> WHAT THE TASK REQUIRES
Where in the records does the word "JSON" occur? Copy each line in which it does.

> INFORMATION PROVIDED
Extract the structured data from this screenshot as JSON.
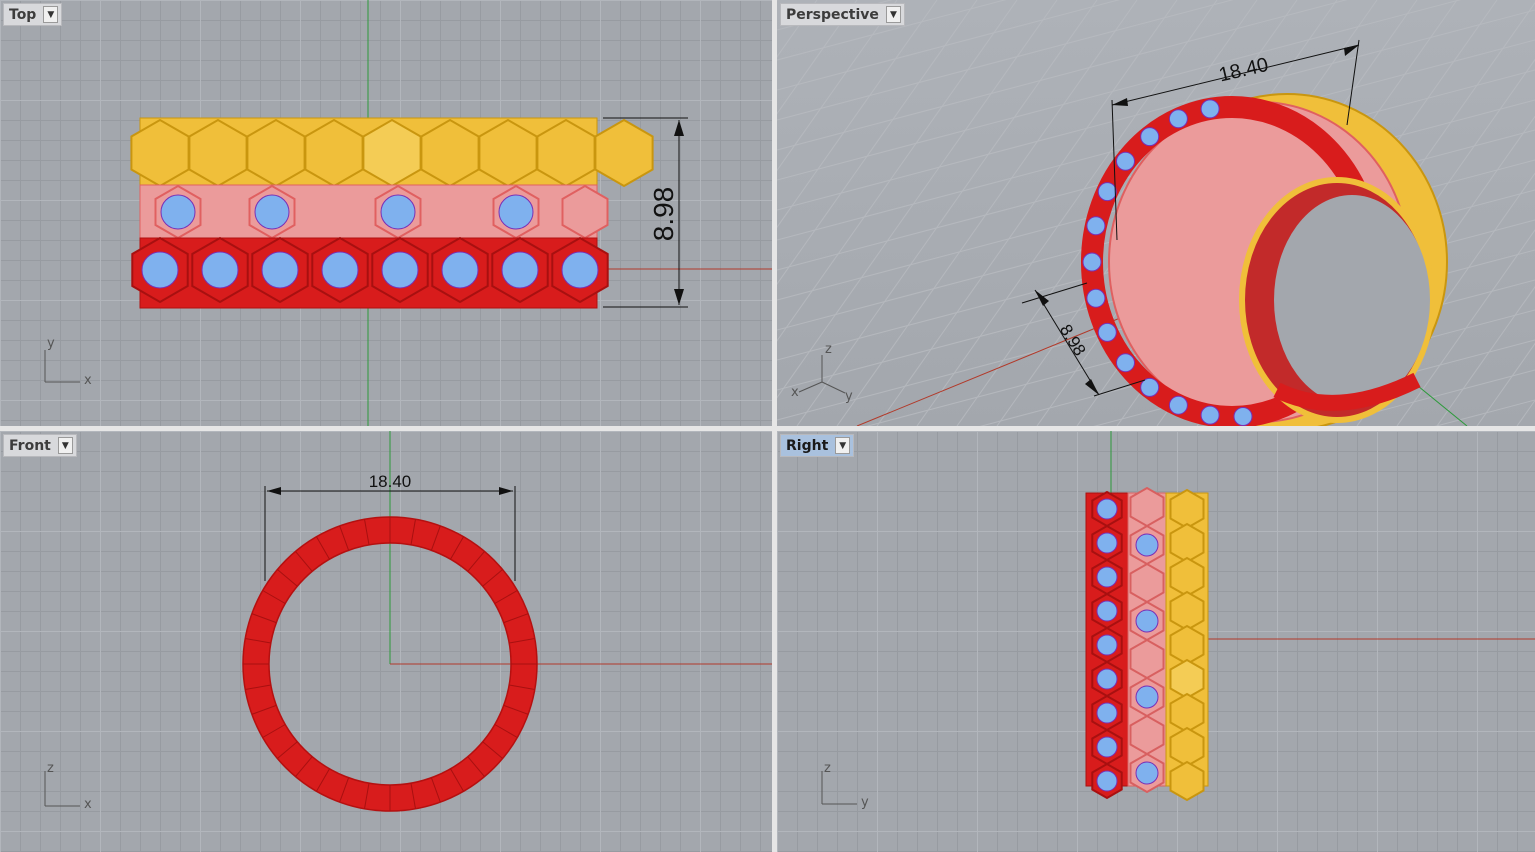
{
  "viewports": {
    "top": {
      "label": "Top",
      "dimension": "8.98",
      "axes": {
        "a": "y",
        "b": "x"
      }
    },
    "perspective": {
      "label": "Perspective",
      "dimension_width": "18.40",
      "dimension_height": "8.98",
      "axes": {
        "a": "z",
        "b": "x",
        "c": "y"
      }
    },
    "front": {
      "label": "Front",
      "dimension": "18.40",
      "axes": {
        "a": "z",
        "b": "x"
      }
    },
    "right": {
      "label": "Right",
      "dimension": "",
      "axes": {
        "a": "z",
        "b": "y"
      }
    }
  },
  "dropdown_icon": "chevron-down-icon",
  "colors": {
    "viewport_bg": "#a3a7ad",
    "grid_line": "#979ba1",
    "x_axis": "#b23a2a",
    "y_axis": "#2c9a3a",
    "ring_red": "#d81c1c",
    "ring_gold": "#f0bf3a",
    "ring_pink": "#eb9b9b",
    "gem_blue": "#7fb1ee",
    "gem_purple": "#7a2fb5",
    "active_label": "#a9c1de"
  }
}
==
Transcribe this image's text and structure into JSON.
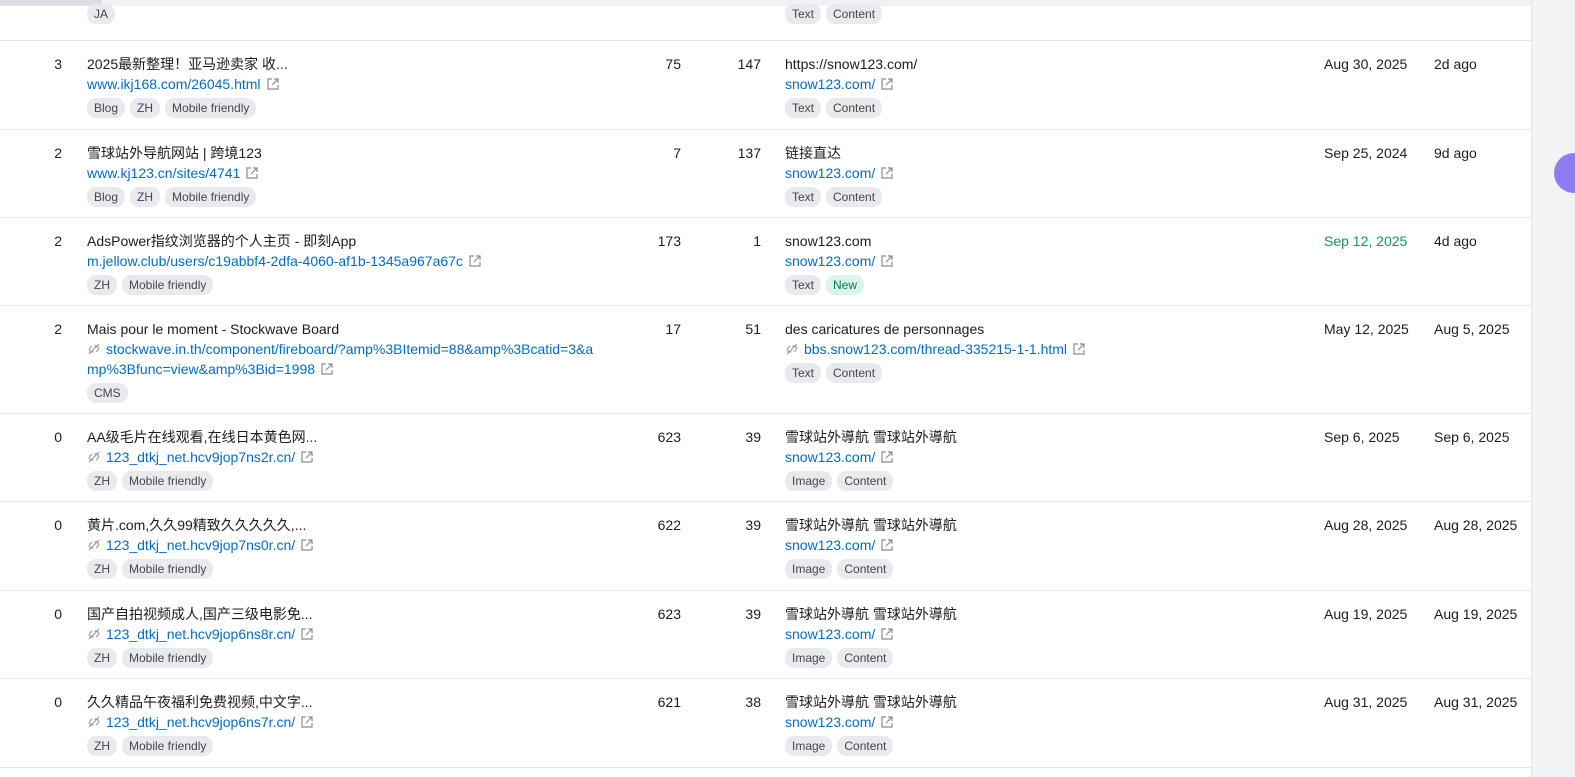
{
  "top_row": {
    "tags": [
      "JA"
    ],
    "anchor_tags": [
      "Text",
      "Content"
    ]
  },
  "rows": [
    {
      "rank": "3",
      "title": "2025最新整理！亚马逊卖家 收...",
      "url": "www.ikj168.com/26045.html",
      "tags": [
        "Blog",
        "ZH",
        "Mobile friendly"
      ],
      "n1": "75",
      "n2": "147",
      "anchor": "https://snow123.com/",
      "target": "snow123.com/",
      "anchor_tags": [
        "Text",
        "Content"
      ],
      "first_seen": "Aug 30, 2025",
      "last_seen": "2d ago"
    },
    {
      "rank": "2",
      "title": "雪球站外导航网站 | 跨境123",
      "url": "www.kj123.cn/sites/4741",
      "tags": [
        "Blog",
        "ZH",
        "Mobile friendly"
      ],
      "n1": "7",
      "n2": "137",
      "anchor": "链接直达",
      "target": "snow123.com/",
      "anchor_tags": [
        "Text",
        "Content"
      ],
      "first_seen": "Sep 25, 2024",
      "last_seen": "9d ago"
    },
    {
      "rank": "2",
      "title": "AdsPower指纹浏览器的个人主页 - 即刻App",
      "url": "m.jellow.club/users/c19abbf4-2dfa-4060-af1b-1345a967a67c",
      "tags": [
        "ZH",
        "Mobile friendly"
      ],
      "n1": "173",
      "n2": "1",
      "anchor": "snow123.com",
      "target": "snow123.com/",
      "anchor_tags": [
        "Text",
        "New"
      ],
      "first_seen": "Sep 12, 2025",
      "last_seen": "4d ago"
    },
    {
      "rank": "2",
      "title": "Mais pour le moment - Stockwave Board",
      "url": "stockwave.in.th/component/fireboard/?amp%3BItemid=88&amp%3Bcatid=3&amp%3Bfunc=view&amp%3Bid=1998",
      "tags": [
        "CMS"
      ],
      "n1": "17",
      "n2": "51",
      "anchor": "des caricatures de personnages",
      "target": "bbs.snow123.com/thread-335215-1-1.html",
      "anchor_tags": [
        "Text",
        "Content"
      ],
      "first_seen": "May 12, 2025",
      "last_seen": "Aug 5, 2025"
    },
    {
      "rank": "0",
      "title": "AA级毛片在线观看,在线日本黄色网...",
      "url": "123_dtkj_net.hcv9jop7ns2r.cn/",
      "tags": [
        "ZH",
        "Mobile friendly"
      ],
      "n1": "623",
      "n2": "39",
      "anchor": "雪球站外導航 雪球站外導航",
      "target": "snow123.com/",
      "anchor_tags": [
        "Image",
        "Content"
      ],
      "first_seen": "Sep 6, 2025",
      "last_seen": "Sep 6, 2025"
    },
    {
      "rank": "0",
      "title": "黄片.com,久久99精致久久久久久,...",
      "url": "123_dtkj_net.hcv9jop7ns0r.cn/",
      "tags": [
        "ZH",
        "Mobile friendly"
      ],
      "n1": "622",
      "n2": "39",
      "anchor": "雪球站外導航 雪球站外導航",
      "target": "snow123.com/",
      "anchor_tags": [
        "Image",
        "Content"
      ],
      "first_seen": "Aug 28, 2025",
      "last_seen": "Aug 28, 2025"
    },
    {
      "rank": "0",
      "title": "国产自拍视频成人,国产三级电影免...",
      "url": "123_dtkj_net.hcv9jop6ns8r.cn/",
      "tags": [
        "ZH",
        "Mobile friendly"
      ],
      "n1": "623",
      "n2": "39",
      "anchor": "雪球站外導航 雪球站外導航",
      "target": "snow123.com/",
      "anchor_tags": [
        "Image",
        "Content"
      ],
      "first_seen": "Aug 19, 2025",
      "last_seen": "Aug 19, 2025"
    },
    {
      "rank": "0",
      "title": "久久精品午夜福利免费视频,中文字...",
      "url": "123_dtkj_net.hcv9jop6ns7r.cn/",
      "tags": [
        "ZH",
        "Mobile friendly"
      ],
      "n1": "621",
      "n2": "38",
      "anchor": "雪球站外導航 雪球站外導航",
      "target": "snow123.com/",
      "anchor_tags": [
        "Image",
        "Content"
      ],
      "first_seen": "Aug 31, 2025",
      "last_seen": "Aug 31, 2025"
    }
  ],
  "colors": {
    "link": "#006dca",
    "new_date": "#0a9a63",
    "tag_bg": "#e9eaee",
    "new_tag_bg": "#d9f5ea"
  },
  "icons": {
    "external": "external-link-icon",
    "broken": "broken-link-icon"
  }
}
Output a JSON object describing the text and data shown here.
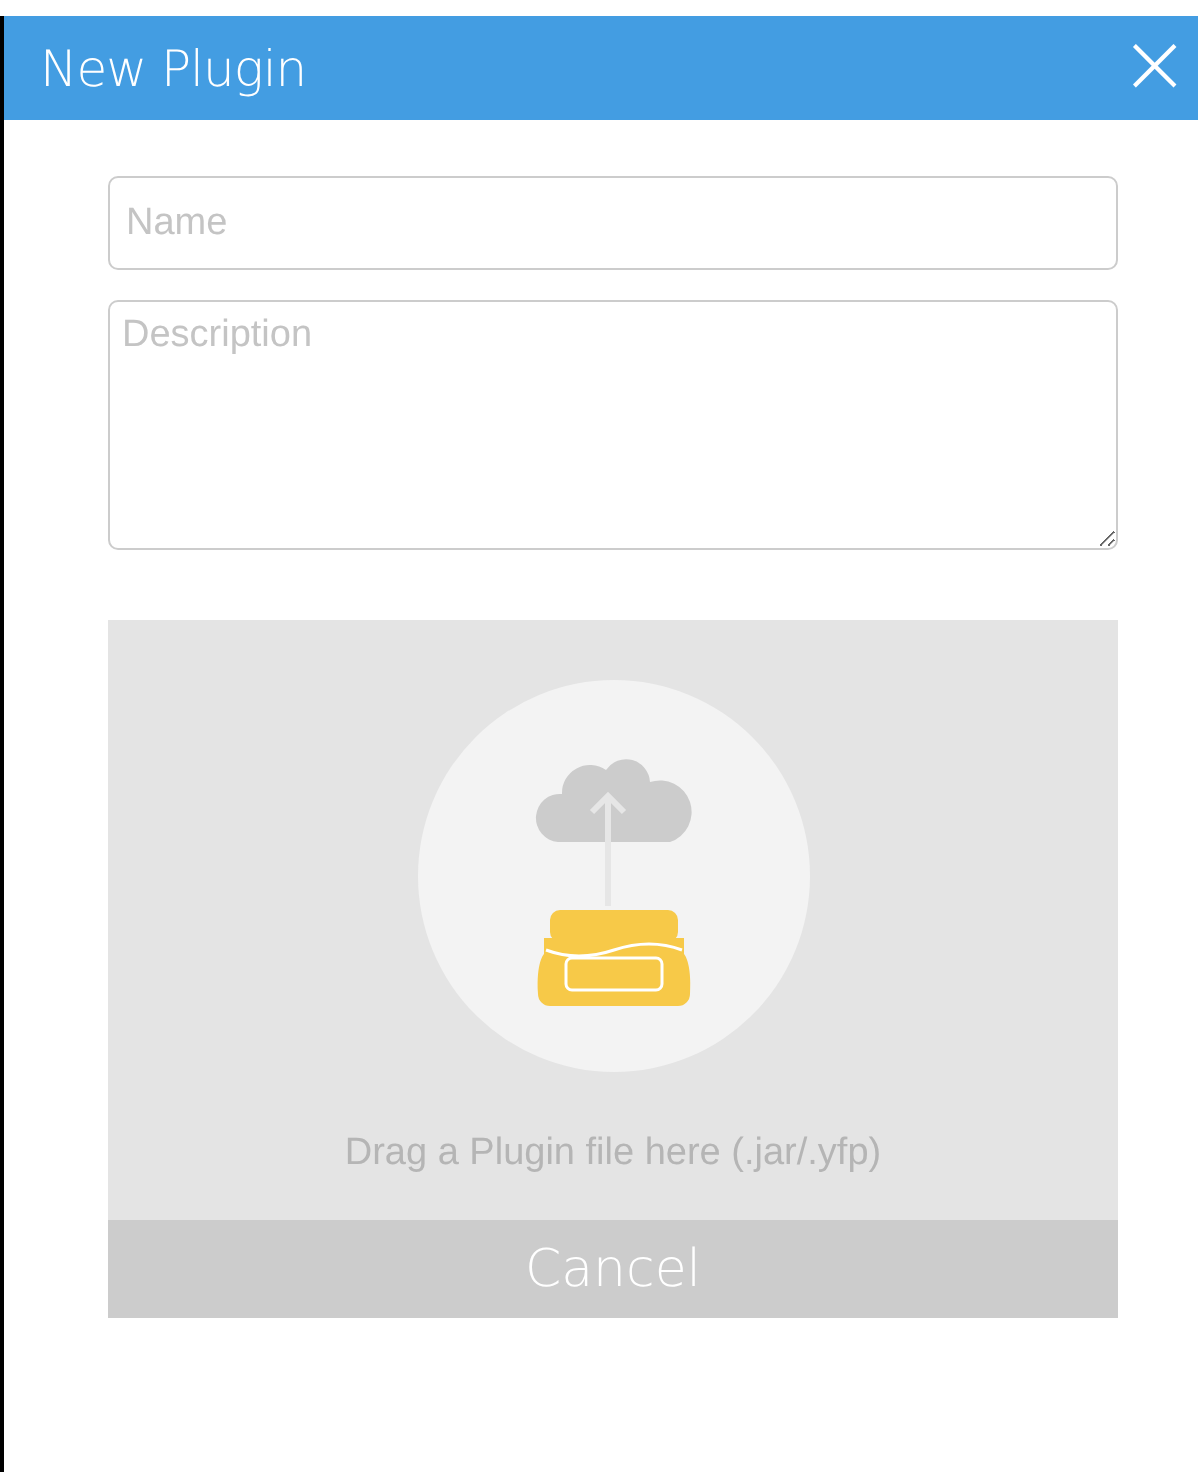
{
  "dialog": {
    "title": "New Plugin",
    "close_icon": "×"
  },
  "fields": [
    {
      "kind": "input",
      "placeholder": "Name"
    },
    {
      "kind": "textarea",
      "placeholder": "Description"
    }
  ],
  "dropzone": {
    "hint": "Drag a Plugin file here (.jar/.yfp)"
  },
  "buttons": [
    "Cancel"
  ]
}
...
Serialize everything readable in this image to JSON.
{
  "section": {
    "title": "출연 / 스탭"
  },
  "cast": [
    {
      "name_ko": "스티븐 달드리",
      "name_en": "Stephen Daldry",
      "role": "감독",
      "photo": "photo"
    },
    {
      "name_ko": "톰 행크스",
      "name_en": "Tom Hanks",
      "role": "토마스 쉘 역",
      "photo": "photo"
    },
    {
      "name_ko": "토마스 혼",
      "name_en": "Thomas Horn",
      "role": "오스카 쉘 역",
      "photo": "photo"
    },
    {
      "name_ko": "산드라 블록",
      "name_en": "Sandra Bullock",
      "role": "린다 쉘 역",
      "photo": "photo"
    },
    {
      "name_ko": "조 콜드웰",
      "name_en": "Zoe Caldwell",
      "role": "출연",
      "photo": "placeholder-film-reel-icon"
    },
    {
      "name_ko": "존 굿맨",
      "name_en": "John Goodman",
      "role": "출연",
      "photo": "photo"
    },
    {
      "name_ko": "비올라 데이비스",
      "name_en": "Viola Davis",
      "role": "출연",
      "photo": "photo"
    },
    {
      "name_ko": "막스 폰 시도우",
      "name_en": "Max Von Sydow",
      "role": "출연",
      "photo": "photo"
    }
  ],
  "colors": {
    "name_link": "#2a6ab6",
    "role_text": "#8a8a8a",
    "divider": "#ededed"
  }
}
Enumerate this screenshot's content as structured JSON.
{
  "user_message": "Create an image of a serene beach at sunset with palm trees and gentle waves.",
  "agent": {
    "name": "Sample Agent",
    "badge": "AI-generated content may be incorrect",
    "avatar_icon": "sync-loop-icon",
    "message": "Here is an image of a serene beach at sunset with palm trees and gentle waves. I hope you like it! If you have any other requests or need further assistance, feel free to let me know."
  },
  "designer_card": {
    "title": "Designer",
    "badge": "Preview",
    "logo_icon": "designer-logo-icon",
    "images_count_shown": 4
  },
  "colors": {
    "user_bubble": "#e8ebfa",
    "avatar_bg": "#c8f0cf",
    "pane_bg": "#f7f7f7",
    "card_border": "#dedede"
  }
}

> RESULT FOR THIS EXERCISE
Extract the structured data from this screenshot as JSON.
Transcribe this image's text and structure into JSON.
Output a JSON object describing the text and data shown here.
Serialize everything readable in this image to JSON.
Enumerate this screenshot's content as structured JSON.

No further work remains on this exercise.